Plumage: Striking colors of many birds, (usually male of the specie), will attract the attention of even a casual observer. The distinguishing plumage clues that identify different species are known as “field marks.” These include such things as breast spots, wing bars (thin lines along the wings), tail bands, eye rings (circles around the eyes), eyebrows (lines over the eyes), eye lines (lines through the eyes) etc. Some field marks are best seen when a bird is in flight.

Some families of birds can be broken into smaller groups based on one or two simple field marks. For example, warblers are fairly evenly divided between those that have wing bars and those that do not. So if you see a warbler-like bird, look quickly to see if it has wing bars. Sparrows, on the other hand, can be separated into two smaller groups based on whether or not the breast is streaked. Look for other broad distinctions for other families.

Bird’s Behavior: How a bird flies, forages, or generally comports itself is one of the best clues to its identity. For example, Woodpeckers climb up the sides of tree trunks searching for insects. Flycatchers spend most of their time perching on a suitable spot. When they see an flying insect, they will, true to their name, fly and catch their meal, before returning to the same perch or another nearby. Finches spend a lot of their time on the ground in search of fallen seeds. Some wading birds are very active foragers and chase their prey around in shallow waters. Other wading birds are less impetuous and hunt slowly with great patience and stealth.

Even the way a bird props its tail gives some clues as to which species or family it might be. Wrens generally hold their tails in a cocked position and often bounce from side to side. Spotted Sandpipers bounce their tails and rumps rapidly up and down as if doing a stylish dance step.
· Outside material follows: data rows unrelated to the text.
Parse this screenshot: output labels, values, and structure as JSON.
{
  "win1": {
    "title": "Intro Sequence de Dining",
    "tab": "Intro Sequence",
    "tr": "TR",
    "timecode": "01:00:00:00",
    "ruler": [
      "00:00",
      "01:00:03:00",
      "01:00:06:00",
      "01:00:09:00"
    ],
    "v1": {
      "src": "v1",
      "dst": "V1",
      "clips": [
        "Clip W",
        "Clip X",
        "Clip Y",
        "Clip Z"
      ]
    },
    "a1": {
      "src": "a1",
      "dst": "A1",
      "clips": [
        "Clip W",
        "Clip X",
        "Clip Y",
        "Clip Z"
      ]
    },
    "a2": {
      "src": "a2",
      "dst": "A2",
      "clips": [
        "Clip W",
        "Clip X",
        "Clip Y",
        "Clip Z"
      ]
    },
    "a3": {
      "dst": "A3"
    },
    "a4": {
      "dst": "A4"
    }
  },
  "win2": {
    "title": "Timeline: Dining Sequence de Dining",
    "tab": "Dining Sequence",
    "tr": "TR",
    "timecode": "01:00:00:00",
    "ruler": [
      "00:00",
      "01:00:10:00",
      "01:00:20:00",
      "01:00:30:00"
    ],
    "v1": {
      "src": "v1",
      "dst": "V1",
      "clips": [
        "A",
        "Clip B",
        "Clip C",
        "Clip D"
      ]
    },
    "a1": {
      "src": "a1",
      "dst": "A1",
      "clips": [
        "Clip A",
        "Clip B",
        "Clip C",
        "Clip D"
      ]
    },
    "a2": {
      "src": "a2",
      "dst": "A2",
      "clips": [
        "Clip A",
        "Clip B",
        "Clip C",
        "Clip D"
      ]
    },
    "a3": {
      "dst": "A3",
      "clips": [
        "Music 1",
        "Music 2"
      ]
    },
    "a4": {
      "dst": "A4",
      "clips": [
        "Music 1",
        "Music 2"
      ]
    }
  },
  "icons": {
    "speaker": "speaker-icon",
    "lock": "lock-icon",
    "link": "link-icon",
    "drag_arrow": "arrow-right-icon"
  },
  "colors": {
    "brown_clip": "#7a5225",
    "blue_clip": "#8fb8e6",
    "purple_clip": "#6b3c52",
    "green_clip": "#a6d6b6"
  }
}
Some Thrushes and Flycatchers move their tails frequently but slowly, with a wave-like motion. You can even identify some birds just by the way that they fly. Most finches and woodpeckers move through the air with an undulating flight pattern, flapping their wings for short bursts and then tucking them under for a short rest. The Buteo raptors circle the sky on outstretched wings. Most falcons fly with strong wing beats and rarely hover. The accipiters usually fly in a straight line with alternating periods of flapping and floating.

Habitat: Birds segregate themselves according to habitat type and are sometimes quite picky in selecting an area as home. For example, waders and waterfowl prefer watery habitats. So too most the Kingfisher species. Beginning bird watchers will need to spend some time in the field to be able to associate different species with different habitat types.
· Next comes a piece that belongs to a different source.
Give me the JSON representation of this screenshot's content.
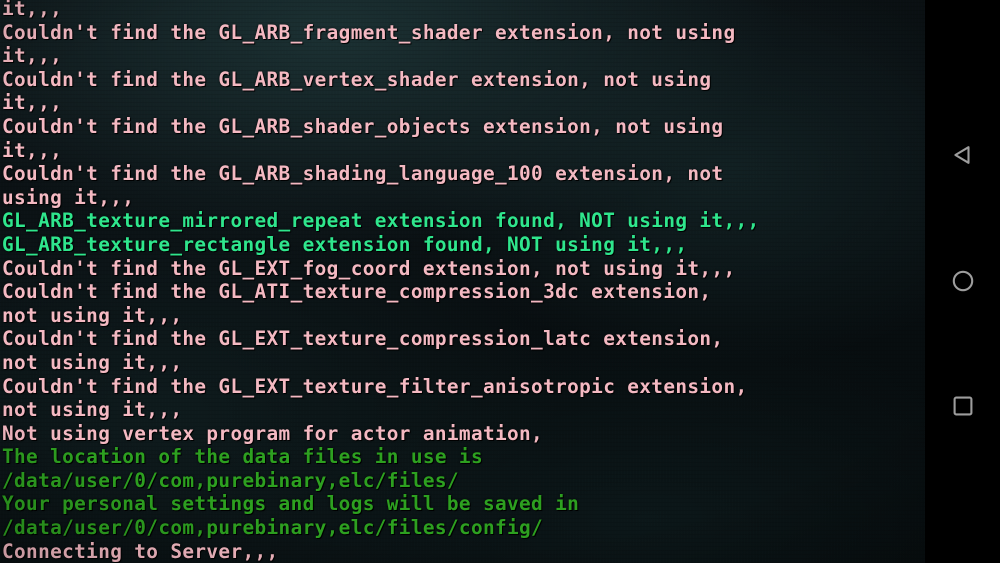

Voice: Birds have unique songs and calls. Listening to recordings and spending time in the field helps when you are try identify birds by their call.

Birding Ethics
• Be quiet, avoid harassment; don’t disturb the birds.
• Be extra careful during the breeding season of the birds.
• Do not handle eggs or young or tarry too long at nests.
• Don’t use bird calls audio tapes to attract birds, unless very necessary for some research.
• Follow all rules of national parks and wildlife sanctuaries.
• Divide larger groups of people into smaller more manageable numbers.
• Leave no litter or trash, carry it back with you. Ingested trash items can kill.